·         TRA’s would welcome Council support in areas such as residents being able to access recycling bags and properly labelled bins in suitable locations on the estate to prevent contamination issues.

·         Residents were concerned that the labelling was not clear enough and suggested the provision of larger recycling bins to address overflowing concerns. Other concerns raised included the untidiness of communal bins and the communal areas. A suggestion that replacing car parking bays with lumber storage facilities to prevent fly tipping and dumping was noted.

·         Members were informed that although St Luke’s Resident and Tenant Resident Associations could be described as active in areas of facilitating recycling and levels of participation, only very few residents were directly involved, which was not sustainable in the long run. Members were advised that residents who actively participate in recycling regularly complain about the indifference of residents who, for example, leave items of clothing by the concierge or on the ground floors raising safety concerns.

·         In response to a suggestion on whether converting the use of chutes from residual waste to recycling waste would improve recycling, Members were advised that although it had worked on some estates, concerns about blocked chutes and contamination could not be disregarded.

·         A representative of the Westbourne TRA informed the meeting that the Council needed to address the root causes rather than the symptoms of recycling and advised that the Council’s contractual arrangements may need to be reviewed as one of the reasons for high contamination levels was residents are not interested in separating the various items for recycling.

·         In response to a question on whether the Council would be able to offer assistance to estates that performed well with kitchen waste recycling, the Street Scene Strategy Manager informed the meeting that bags of compost could be provided especially where there were gardening groups.

·         Members were informed that accumulation of rubbish in any housing estate if not addressed could easily descend into the realm of anti-social behaviour and possibly illegal and criminal activity.

·         In response to a suggestion on whether charging residents waste collection like countries as Belgium and Germany could result in an increase in recycling, the Street Scenes Strategy Manager advised that the Council had a statutory duty to collect waste and although the Council could not charge residents it could decide on the frequency of collection times and the number of bags that it provides residents.

·         A volunteer of the Loop project ( sponsored by Groundworks) informed the meeting of her involvement in the Community driven reuse and well-being programme on the Andover Estate and highlighted some of the benefits to the local community such as community cohesion, acquisition of craft skills by volunteers, prevention of fly tipping and facilitating community events.

·         Members were informed that Groundworks which runs the Loop project would be bidding for about £10,000 to build on the success of the Repurpose and develop a community driven reuse and well- being project reaching out to even more people to build participants’ confidence, develop skills and contribute towards positive social, economic and well- being outcomes.

·         In response to a question on future plans for the Loop project, the volunteer advised Members that funds would be used towards raising the awareness of the programme, engagement in informal educational activities to highlight benefits of the reduce/reuse/recycle agenda. In addition, the project would engage harder to reach groups, such as older/isolated men, BAMER women and young people not in education/employment training.  

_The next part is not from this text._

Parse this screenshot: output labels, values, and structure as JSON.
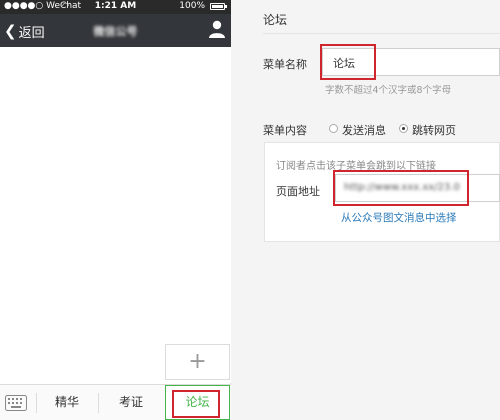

·         The Executive Member for Environment & Transport acknowledged the importance of recycling but reiterated that in as much as the Council continues to encourage recycling rates, it supports the waste hierarchy with regards to waste collection, namely prevention, recycling and then reuse, and that it was important to encourage residents to change their behaviour to reduce waste.